Problem to solve — Filter the data for lines with the word "http" and copy those lines.

◆ ◆ ◆ ◆ ◆

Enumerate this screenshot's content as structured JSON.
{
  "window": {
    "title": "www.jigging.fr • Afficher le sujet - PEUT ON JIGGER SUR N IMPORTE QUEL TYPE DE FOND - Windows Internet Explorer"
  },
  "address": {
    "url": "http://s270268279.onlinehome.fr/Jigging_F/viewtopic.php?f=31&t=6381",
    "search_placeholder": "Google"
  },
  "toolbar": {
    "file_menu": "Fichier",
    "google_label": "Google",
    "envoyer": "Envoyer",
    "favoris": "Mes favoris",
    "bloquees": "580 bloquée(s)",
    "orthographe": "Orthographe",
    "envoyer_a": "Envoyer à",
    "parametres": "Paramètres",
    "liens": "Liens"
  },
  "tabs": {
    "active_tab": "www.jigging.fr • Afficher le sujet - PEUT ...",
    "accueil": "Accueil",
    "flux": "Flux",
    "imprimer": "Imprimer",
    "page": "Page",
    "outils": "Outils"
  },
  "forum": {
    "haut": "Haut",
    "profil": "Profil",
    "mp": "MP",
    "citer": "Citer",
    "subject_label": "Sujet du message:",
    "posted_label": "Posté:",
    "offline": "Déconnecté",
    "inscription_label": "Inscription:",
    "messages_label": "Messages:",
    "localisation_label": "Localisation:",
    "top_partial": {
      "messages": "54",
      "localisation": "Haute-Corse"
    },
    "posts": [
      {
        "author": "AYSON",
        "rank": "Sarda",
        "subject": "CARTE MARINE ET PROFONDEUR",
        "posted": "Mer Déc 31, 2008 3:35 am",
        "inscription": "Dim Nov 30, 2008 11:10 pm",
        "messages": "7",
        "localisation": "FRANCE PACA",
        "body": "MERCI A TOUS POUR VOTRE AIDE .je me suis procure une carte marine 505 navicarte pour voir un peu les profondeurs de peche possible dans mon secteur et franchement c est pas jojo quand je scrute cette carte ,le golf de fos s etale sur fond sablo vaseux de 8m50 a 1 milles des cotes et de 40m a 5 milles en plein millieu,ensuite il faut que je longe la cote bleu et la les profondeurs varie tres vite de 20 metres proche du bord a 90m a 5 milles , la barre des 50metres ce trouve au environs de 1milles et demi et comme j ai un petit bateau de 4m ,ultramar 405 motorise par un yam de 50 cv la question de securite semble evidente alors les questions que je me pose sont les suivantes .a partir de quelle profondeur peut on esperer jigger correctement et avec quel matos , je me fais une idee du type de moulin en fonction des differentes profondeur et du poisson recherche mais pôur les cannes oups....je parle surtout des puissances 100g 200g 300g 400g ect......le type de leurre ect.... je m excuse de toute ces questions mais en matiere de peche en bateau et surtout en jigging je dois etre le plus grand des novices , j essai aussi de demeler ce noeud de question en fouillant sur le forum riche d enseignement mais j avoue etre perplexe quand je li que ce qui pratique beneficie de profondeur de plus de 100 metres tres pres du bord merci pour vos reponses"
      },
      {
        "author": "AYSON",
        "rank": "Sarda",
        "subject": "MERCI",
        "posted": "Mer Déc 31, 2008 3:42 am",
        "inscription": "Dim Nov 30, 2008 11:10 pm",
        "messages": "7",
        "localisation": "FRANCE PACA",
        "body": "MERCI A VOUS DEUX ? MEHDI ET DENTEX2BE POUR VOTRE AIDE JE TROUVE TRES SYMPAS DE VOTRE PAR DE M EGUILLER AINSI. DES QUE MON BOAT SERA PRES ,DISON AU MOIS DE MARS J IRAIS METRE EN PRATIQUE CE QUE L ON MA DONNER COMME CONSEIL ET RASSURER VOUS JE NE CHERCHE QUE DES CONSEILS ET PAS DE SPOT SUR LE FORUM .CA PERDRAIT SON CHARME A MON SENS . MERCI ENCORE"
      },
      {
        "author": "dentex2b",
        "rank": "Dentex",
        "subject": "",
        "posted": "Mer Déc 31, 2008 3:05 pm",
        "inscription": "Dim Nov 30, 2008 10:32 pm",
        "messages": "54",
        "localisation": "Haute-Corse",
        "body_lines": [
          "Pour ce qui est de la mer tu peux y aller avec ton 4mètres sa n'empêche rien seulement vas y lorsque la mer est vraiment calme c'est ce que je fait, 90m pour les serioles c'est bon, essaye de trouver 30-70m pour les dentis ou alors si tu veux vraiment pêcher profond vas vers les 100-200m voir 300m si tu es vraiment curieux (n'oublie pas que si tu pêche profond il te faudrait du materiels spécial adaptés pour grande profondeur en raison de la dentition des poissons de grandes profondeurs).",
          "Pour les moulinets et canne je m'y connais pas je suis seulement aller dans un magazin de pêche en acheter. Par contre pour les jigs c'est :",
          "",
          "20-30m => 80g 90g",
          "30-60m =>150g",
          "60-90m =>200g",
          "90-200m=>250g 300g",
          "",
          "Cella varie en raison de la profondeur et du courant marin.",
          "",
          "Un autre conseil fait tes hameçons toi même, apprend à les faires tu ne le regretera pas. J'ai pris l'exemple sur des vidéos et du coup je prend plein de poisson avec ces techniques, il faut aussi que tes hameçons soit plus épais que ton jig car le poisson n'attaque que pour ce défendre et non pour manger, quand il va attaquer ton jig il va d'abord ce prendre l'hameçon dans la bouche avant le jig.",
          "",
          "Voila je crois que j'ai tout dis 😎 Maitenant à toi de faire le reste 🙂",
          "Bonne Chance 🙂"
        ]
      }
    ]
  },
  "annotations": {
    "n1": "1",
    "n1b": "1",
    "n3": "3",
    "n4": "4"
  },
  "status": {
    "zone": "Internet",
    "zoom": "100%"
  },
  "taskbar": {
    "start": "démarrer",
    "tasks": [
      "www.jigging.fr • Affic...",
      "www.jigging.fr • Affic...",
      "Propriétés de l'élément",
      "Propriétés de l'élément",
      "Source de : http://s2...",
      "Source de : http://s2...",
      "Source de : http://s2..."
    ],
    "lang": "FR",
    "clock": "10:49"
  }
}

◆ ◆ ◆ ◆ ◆

Your solution —
    "url": "http://s270268279.onlinehome.fr/Jigging_F/viewtopic.php?f=31&t=6381",
      "Source de : http://s2...",
      "Source de : http://s2...",
      "Source de : http://s2..."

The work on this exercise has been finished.